The number and type of neighboring configurations that can be obtained from the inclusion in the current RPDAG of an edge between and can be determined from the parameters above. The resultant casuistry may be reduced to seven states, which we have labeled from to . In order to facilitate its description, we shall use the decision tree shown in Figure 106.
In this tree, the lower box of each non-terminal vertex contains a test (about the number of parents or the number of neighbors of nodes and ). The lower box of each terminal vertex contains the label of the state resulting from following the path from the root to that terminal vertex. The description of each state (i.e. the different neighboring configurations that can be obtained in this case) can be found in Table 1. The upper boxes of all the vertices in the tree show the restrictions imposed on each intermediate or terminal state. For example, state B corresponds to a situation where both nodes and do not have neighbors and at least one of them has some parent. Although the tree has seven different states, there are only five truly different states, since states D and E, and states F and G are symmetrical.
In Table 1, each row corresponds to a state: the first column contains the labels of the states; the second column displays the total number of neighboring configurations that can be obtained for each state; the third column shows the different types of edges that, for each state, can be added to the current configuration; columns four, five and six will be discussed later.

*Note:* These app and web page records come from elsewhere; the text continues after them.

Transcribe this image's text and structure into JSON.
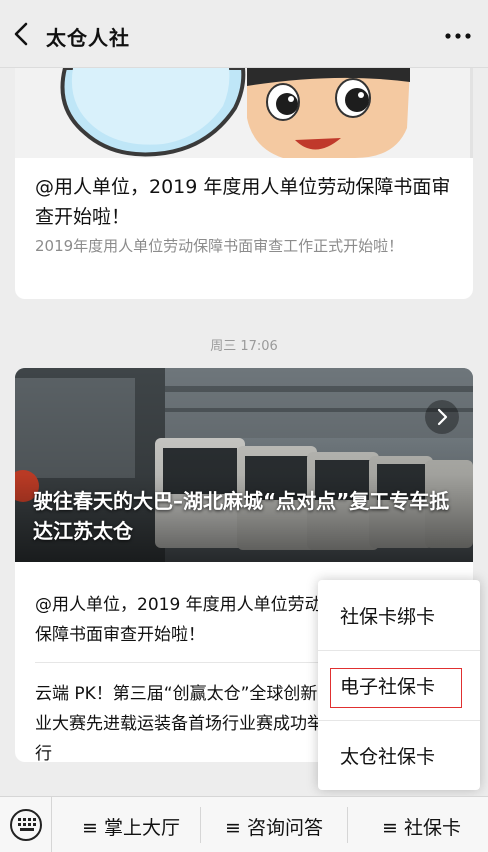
{
  "header": {
    "title": "太仓人社"
  },
  "card1": {
    "title": "@用人单位，2019 年度用人单位劳动保障书面审查开始啦！",
    "desc": "2019年度用人单位劳动保障书面审查工作正式开始啦！"
  },
  "timestamp": "周三 17:06",
  "card2": {
    "headline": "驶往春天的大巴–湖北麻城“点对点”复工专车抵达江苏太仓",
    "articles": [
      "@用人单位，2019 年度用人单位劳动保障书面审查开始啦！",
      "云端 PK！第三届“创赢太仓”全球创新创业大赛先进载运装备首场行业赛成功举行"
    ]
  },
  "popup": {
    "items": [
      "社保卡绑卡",
      "电子社保卡",
      "太仓社保卡"
    ],
    "selected": "电子社保卡"
  },
  "bottom_menu": {
    "items": [
      "≡ 掌上大厅",
      "≡ 咨询问答",
      "≡ 社保卡"
    ]
  },
  "icons": {
    "back": "chevron-left-icon",
    "more": "more-dots-icon",
    "keyboard": "keyboard-icon",
    "next": "chevron-right-icon"
  },
  "colors": {
    "background": "#ededed",
    "card": "#ffffff",
    "highlight_border": "#e03030",
    "secondary_text": "#8c8c8c"
  }
}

Using the example in Figure 8, we shall explain the use of the decision tree as well as the instantiation of the information in Table 1. Following the decision tree, at level 1 (the root vertex), the test is false since has two neighbors. At level 2, the test is also false as has one parent. At level 3 the test is true, since has no neighbor. At level 4 we reach a terminal vertex. Our current configuration therefore corresponds to state F. Then, by examining state F in Table 1, we can confirm that we reach four different configurations (): , without new h-h patterns, and two which produce new h-h patterns. So, these are the only structures that our algorithm must evaluate when considering the inclusion of the candidate edge . In Figure 14, we show an example for each of the five non-symmetrical states (once again, these examples only display the part of the RPDAGs corresponding to the neighborhood of the nodes and ).

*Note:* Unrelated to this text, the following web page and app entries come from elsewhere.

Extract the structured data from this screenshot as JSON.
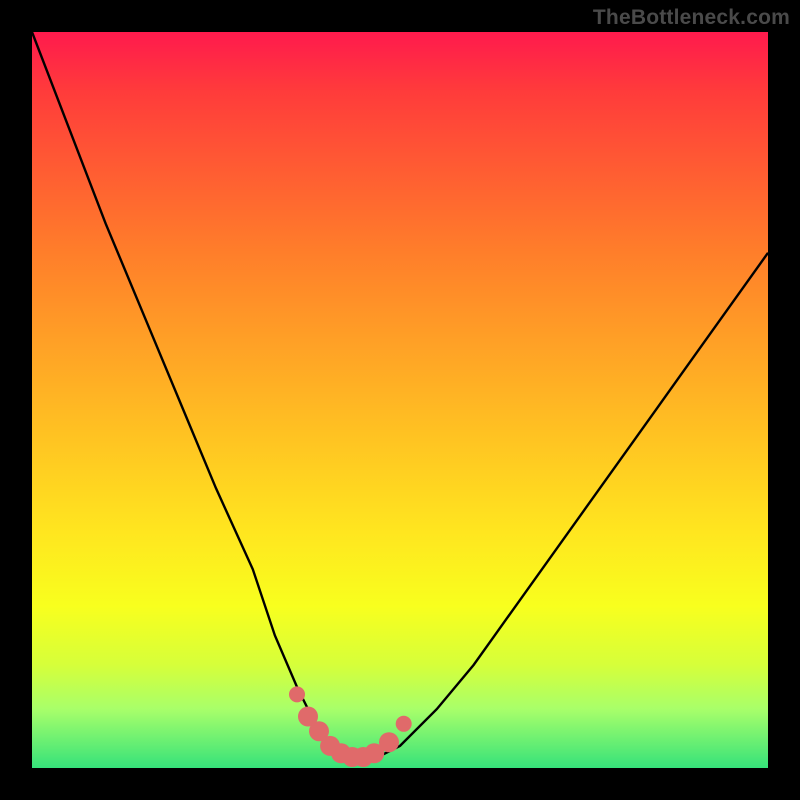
{
  "watermark": "TheBottleneck.com",
  "chart_data": {
    "type": "line",
    "title": "",
    "xlabel": "",
    "ylabel": "",
    "xlim": [
      0,
      100
    ],
    "ylim": [
      0,
      100
    ],
    "grid": false,
    "series": [
      {
        "name": "bottleneck-curve",
        "color": "#000000",
        "x": [
          0,
          5,
          10,
          15,
          20,
          25,
          30,
          33,
          36,
          38,
          40,
          42,
          44,
          46,
          48,
          50,
          55,
          60,
          65,
          70,
          75,
          80,
          85,
          90,
          95,
          100
        ],
        "y": [
          100,
          87,
          74,
          62,
          50,
          38,
          27,
          18,
          11,
          7,
          4,
          2,
          1,
          1,
          2,
          3,
          8,
          14,
          21,
          28,
          35,
          42,
          49,
          56,
          63,
          70
        ]
      },
      {
        "name": "optimal-zone-markers",
        "color": "#e06a6a",
        "type": "scatter",
        "x": [
          36,
          37.5,
          39,
          40.5,
          42,
          43.5,
          45,
          46.5,
          48.5,
          50.5
        ],
        "y": [
          10,
          7,
          5,
          3,
          2,
          1.5,
          1.5,
          2,
          3.5,
          6
        ]
      }
    ],
    "annotations": []
  },
  "colors": {
    "frame": "#000000",
    "gradient_top": "#ff1a4d",
    "gradient_mid": "#ffe61f",
    "gradient_bottom": "#36e27a",
    "curve": "#000000",
    "markers": "#e06a6a",
    "watermark": "#4a4a4a"
  }
}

We therefore have a systematic way to explore all the neighboring configurations which result from adding an edge. However, it will sometimes be necessary to perform some additional steps since the configurations obtained must be RPDAGs: